John Swinney did not get full Bailey Gwynne death report
Education Secretary John Swinney did not get an unredacted copy of the report into the death of Aberdeen schoolboy Bailey Gwynne.
Bailey, 16, was stabbed during a fight with a fellow pupil at Cults Academy.
His killer is serving nine years for culpable homicide.
Mr Swinney said on Tuesday the Scottish government is to push for a UK-wide crackdown on the sale of knives online. However it has emerged the report provided to him was redacted.
A review of the death made a series of recommendations, one of which was for the government to seek "further legislative controls" on the sale of weapons online.
The review, by child welfare professional Andrew Lowe, made 21 recommendations.
The review found the pupil's death was "potentially avoidable" and said the Scottish government should consider legal changes to give teachers more power to search pupils and to crack down on online knife sales.
The heavily-redacted report into the killing was published last year.
This was said to be on the grounds of "data protection laws and respect the wishes of the individuals and families involved".
The Scottish government said on Thursday: "We have not been provided with an unredacted copy of the report by Aberdeen City Council and have focused on the recommendations directed to us.
"Officials sought views and advice from a key range of stakeholders including all teaching unions in Scotland, the Association of Directors of Education in Scotland and the Convention of Scottish Local Authorities.
"Feedback was also sought from a range of other stakeholders including Police Scotland, the national Violence Reduction Unit, Medics Against Violence and the National Parent Forum of Scotland."
A spokesperson for Aberdeen City Council said: "We have worked closely with the Scottish government following the publication of the report and have provided everything requested, including the full findings."
Mr Swinney rejected another recommendation to give teachers a statutory power to search pupils without permission.

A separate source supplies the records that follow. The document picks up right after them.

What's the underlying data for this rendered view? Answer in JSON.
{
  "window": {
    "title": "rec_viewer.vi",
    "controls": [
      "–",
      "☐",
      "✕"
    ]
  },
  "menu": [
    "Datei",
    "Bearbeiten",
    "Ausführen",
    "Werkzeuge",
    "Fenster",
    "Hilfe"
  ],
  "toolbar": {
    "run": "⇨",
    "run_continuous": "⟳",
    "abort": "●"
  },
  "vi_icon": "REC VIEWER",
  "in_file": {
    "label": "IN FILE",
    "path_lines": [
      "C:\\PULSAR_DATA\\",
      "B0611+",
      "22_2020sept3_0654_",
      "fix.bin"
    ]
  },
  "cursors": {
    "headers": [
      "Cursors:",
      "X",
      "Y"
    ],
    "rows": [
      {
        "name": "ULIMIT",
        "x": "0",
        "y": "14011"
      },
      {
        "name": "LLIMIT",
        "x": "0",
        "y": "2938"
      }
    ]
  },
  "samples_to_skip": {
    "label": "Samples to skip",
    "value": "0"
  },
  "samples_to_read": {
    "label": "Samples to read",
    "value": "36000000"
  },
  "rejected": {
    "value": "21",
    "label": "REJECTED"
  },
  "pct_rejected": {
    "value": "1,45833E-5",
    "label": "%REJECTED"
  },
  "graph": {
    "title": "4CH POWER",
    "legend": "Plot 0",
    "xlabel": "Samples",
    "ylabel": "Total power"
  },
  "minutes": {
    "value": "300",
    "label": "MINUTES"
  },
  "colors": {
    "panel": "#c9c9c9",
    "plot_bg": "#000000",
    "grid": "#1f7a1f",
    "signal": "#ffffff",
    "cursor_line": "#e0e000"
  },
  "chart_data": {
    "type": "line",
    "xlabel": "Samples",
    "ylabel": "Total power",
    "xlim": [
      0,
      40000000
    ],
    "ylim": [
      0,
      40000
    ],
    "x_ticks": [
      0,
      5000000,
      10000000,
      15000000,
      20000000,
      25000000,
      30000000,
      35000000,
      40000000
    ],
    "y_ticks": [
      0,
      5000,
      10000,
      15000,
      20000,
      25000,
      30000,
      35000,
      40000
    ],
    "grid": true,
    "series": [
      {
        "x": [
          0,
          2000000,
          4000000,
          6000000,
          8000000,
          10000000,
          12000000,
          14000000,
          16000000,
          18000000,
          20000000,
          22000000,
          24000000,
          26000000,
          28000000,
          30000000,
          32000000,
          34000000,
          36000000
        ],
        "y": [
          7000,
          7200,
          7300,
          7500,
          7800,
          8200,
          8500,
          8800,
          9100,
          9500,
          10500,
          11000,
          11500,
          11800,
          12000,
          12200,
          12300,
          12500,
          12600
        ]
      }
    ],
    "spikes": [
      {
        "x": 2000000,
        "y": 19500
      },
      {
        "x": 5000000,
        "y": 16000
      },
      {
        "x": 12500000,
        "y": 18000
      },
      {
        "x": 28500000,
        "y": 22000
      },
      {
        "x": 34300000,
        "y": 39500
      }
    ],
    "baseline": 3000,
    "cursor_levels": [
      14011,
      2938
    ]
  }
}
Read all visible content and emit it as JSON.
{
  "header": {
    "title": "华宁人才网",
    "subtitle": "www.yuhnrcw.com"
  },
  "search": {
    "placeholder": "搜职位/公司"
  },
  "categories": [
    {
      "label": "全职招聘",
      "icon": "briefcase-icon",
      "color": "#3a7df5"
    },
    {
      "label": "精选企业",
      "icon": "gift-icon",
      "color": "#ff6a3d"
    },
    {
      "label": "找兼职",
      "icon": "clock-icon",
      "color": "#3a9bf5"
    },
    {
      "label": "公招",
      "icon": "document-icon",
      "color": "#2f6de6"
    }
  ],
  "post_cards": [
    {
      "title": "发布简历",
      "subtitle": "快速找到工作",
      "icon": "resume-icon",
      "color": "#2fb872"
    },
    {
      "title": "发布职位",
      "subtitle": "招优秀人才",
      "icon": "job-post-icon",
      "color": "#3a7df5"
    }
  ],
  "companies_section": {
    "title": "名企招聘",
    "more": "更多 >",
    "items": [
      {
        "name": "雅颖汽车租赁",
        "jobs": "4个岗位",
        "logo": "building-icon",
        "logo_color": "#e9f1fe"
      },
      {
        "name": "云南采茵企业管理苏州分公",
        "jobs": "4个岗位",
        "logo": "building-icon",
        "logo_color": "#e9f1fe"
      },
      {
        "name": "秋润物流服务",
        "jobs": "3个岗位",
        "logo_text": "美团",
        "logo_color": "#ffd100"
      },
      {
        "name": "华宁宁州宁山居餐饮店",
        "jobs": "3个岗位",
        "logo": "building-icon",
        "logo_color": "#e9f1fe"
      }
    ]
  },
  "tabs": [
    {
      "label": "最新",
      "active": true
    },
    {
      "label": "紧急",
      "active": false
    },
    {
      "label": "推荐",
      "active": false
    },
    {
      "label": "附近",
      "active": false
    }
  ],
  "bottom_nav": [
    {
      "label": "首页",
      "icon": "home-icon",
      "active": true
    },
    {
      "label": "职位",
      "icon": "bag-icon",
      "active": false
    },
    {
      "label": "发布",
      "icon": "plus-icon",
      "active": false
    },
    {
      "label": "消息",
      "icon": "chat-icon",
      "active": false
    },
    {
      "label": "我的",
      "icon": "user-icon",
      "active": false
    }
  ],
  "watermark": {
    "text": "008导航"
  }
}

Mr Swinney said this would "place teachers on the same footing as police officers" and "radically change the pupil-teacher relationship".
The Educational Institute of Scotland (EIS) welcomed the announcement.